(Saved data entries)
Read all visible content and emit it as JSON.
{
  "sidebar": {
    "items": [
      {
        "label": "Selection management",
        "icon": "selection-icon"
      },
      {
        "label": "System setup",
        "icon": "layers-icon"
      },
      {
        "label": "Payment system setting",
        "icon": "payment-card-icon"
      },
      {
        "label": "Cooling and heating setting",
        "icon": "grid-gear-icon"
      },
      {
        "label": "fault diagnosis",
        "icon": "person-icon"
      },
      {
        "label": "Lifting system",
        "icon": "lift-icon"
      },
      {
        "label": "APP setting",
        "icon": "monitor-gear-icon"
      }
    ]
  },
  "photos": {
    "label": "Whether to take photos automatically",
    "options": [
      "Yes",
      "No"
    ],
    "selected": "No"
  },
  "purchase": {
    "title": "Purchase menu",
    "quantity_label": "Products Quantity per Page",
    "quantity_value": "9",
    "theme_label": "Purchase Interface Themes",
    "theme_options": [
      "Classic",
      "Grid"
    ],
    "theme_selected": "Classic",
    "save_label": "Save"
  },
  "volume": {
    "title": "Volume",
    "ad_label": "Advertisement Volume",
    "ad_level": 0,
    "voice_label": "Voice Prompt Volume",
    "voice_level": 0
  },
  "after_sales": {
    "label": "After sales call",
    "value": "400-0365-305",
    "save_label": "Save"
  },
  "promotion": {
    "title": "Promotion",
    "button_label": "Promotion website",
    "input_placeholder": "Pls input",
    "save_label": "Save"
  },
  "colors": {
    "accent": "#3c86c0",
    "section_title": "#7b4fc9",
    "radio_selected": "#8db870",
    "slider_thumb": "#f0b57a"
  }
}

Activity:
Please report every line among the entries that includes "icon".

Task response:
        "icon": "selection-icon"
        "icon": "layers-icon"
        "icon": "payment-card-icon"
        "icon": "grid-gear-icon"
        "icon": "person-icon"
        "icon": "lift-icon"
        "icon": "monitor-gear-icon"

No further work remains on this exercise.